With all due respect to the great timeless hero of Andrés Iniesta, Xavi Hernandez is the greatest midfielder of the last generation.
Xavi was the sort of player who caused commentators and defenders nightmares. For the former, no matter how hard a commentator tries, there is a finite amount of adjectives, and sometimes, Xavi deserves much more than the descriptive words available in the dictionary. A few of the best, however, consist of: the brain, the artist, the metronome, the heartbeat, the maestro. Yep, Xavi had it all, but his best quality was that when he had the ball, Barça dominated and played football to his tempo, and boy did they play it well.
Xavi was born in the Catalonian city of Terrassa, which counts itself as one of the most historic areas of Spain, having been established in 69-79 AD by the sprawling Roman Empire.
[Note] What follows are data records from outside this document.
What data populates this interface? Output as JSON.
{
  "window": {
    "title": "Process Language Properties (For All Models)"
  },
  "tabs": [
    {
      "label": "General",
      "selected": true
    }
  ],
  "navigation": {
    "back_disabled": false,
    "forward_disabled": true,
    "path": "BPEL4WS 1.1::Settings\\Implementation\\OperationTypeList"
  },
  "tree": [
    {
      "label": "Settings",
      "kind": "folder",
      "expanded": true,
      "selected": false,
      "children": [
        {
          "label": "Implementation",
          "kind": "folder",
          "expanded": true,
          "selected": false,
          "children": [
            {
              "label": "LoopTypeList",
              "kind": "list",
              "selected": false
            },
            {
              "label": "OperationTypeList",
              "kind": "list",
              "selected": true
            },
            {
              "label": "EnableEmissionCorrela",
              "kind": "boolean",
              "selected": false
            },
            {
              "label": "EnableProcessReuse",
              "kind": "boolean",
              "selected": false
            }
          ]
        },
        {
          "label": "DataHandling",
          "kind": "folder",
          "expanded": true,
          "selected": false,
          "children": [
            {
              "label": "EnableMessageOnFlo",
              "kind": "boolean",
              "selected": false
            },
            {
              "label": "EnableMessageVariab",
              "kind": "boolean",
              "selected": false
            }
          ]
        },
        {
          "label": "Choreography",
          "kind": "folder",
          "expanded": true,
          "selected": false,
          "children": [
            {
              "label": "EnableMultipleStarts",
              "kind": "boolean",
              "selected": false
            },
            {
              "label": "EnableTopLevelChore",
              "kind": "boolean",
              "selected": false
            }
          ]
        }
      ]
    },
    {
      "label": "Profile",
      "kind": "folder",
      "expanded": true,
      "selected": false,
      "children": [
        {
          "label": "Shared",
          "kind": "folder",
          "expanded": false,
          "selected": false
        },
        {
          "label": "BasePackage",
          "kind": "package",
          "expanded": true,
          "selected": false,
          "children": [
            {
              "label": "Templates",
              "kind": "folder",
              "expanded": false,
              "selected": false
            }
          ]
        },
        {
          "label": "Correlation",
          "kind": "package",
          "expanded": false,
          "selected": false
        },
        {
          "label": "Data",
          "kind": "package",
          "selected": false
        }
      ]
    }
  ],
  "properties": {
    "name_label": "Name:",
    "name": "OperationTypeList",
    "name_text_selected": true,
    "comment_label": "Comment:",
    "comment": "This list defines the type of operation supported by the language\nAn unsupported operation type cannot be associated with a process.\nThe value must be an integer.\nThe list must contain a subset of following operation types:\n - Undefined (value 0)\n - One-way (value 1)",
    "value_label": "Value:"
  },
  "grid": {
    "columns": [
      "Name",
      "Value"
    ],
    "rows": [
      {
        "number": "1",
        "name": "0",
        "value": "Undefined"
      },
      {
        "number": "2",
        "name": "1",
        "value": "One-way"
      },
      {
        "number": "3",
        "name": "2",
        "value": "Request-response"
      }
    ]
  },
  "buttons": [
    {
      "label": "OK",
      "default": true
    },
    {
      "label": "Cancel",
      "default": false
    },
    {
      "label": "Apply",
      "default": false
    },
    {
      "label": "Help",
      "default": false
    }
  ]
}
Emperors conquered Terrassa in past centuries, but in recent history, a boy from Terrassa has done the conquering. Xavi redefined midfield play, conquering European and world football with Barcelona and Spain.
From his debut alongside the man who would go on to manage him, Pep Guardiola, in 1998, right through to his last game in 2015, Xavi had the hearts of Barcelona fans.
His last moment at the club may well be his favourite: Juventus 1-3 Barcelona, in the Olympiastadion in Berlin – Barça win the treble for the second time, and Xavi completes his fourth ever Champions League win, in his last ever game for the club before his move to Qatar and semi-retirement.
After dressing room celebrations were over, Xavi strolled to the team bus with his best friend, Sergio Busquets. The traditional image of footballers leaving grounds may be the classic Louis Vuitton wash bag in one hand, texting a friend with their phone in the other. Not Xavi. He had one arm around Sergio, and one carrying the Champions League iconic trophy, like it were a wash bag.
He left the stadium having completed exactly 900 appearances for club and country, and winning 25 club honours.
From tearing apart Real Madrid multiple times, to conquering Europe with top performances against world class teams such as Ferguson’s United, to putting in faultless performances in finals for the red of Spain, Xavi Hernandez did it all.
The infamous photo of Xavi with all the trophies he won at the Blaugrana is almost comedic for there are so many. The ‘rule of thirds’ photographers are taught to use to direct attention to the key element of the photo is redundant, as there is so much to look at: well over 20 trophies, the best midfielder of the era, and the slogan ‘Mes Que Un Club’.
Barça are indeed ‘more than a club’, and on the same token, Xavi was more than a good midfielder.
Mucho gracias, numero seis y el maestro.